Given records below:

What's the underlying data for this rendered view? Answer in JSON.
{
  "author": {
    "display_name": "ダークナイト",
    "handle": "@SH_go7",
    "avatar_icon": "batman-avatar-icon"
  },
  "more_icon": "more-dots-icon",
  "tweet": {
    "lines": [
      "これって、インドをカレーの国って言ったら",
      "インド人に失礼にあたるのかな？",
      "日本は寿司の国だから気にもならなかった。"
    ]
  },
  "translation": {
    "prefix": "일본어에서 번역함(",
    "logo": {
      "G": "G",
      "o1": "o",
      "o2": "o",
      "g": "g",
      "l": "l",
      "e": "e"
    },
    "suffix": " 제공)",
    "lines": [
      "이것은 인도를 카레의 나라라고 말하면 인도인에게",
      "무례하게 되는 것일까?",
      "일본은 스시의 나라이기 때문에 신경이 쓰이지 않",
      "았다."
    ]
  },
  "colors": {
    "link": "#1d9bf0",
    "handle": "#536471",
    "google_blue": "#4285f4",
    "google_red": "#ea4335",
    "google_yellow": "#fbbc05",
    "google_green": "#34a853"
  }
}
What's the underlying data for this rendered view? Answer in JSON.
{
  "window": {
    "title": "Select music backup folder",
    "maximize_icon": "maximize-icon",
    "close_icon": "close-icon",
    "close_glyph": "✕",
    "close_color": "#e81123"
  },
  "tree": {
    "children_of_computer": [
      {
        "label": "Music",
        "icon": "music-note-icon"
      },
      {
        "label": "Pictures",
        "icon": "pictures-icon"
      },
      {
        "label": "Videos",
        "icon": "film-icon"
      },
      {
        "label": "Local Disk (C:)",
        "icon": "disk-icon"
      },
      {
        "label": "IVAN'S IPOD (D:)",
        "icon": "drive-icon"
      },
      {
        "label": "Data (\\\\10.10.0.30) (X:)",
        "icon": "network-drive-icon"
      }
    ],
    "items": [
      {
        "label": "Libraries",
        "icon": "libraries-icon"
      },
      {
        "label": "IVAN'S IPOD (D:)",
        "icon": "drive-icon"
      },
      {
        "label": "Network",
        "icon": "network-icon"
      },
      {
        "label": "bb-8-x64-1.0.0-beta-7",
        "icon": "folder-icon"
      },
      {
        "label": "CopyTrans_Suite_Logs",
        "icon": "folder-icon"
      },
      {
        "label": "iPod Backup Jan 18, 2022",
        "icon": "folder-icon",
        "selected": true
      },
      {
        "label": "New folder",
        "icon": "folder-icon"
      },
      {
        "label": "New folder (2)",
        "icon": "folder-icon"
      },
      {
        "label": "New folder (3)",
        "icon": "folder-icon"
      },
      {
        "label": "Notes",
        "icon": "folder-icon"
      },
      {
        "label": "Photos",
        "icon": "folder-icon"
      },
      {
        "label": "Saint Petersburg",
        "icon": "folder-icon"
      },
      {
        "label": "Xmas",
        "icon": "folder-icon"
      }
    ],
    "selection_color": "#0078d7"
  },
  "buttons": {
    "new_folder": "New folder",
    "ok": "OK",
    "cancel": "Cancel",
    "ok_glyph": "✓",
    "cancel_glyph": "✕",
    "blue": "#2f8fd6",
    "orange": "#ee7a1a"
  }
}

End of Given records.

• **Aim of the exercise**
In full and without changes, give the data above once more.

• **Solved exercise**
What's the underlying data for this rendered view? Answer in JSON.
{
  "author": {
    "display_name": "ダークナイト",
    "handle": "@SH_go7",
    "avatar_icon": "batman-avatar-icon"
  },
  "more_icon": "more-dots-icon",
  "tweet": {
    "lines": [
      "これって、インドをカレーの国って言ったら",
      "インド人に失礼にあたるのかな？",
      "日本は寿司の国だから気にもならなかった。"
    ]
  },
  "translation": {
    "prefix": "일본어에서 번역함(",
    "logo": {
      "G": "G",
      "o1": "o",
      "o2": "o",
      "g": "g",
      "l": "l",
      "e": "e"
    },
    "suffix": " 제공)",
    "lines": [
      "이것은 인도를 카레의 나라라고 말하면 인도인에게",
      "무례하게 되는 것일까?",
      "일본은 스시의 나라이기 때문에 신경이 쓰이지 않",
      "았다."
    ]
  },
  "colors": {
    "link": "#1d9bf0",
    "handle": "#536471",
    "google_blue": "#4285f4",
    "google_red": "#ea4335",
    "google_yellow": "#fbbc05",
    "google_green": "#34a853"
  }
}
What's the underlying data for this rendered view? Answer in JSON.
{
  "window": {
    "title": "Select music backup folder",
    "maximize_icon": "maximize-icon",
    "close_icon": "close-icon",
    "close_glyph": "✕",
    "close_color": "#e81123"
  },
  "tree": {
    "children_of_computer": [
      {
        "label": "Music",
        "icon": "music-note-icon"
      },
      {
        "label": "Pictures",
        "icon": "pictures-icon"
      },
      {
        "label": "Videos",
        "icon": "film-icon"
      },
      {
        "label": "Local Disk (C:)",
        "icon": "disk-icon"
      },
      {
        "label": "IVAN'S IPOD (D:)",
        "icon": "drive-icon"
      },
      {
        "label": "Data (\\\\10.10.0.30) (X:)",
        "icon": "network-drive-icon"
      }
    ],
    "items": [
      {
        "label": "Libraries",
        "icon": "libraries-icon"
      },
      {
        "label": "IVAN'S IPOD (D:)",
        "icon": "drive-icon"
      },
      {
        "label": "Network",
        "icon": "network-icon"
      },
      {
        "label": "bb-8-x64-1.0.0-beta-7",
        "icon": "folder-icon"
      },
      {
        "label": "CopyTrans_Suite_Logs",
        "icon": "folder-icon"
      },
      {
        "label": "iPod Backup Jan 18, 2022",
        "icon": "folder-icon",
        "selected": true
      },
      {
        "label": "New folder",
        "icon": "folder-icon"
      },
      {
        "label": "New folder (2)",
        "icon": "folder-icon"
      },
      {
        "label": "New folder (3)",
        "icon": "folder-icon"
      },
      {
        "label": "Notes",
        "icon": "folder-icon"
      },
      {
        "label": "Photos",
        "icon": "folder-icon"
      },
      {
        "label": "Saint Petersburg",
        "icon": "folder-icon"
      },
      {
        "label": "Xmas",
        "icon": "folder-icon"
      }
    ],
    "selection_color": "#0078d7"
  },
  "buttons": {
    "new_folder": "New folder",
    "ok": "OK",
    "cancel": "Cancel",
    "ok_glyph": "✓",
    "cancel_glyph": "✕",
    "blue": "#2f8fd6",
    "orange": "#ee7a1a"
  }
}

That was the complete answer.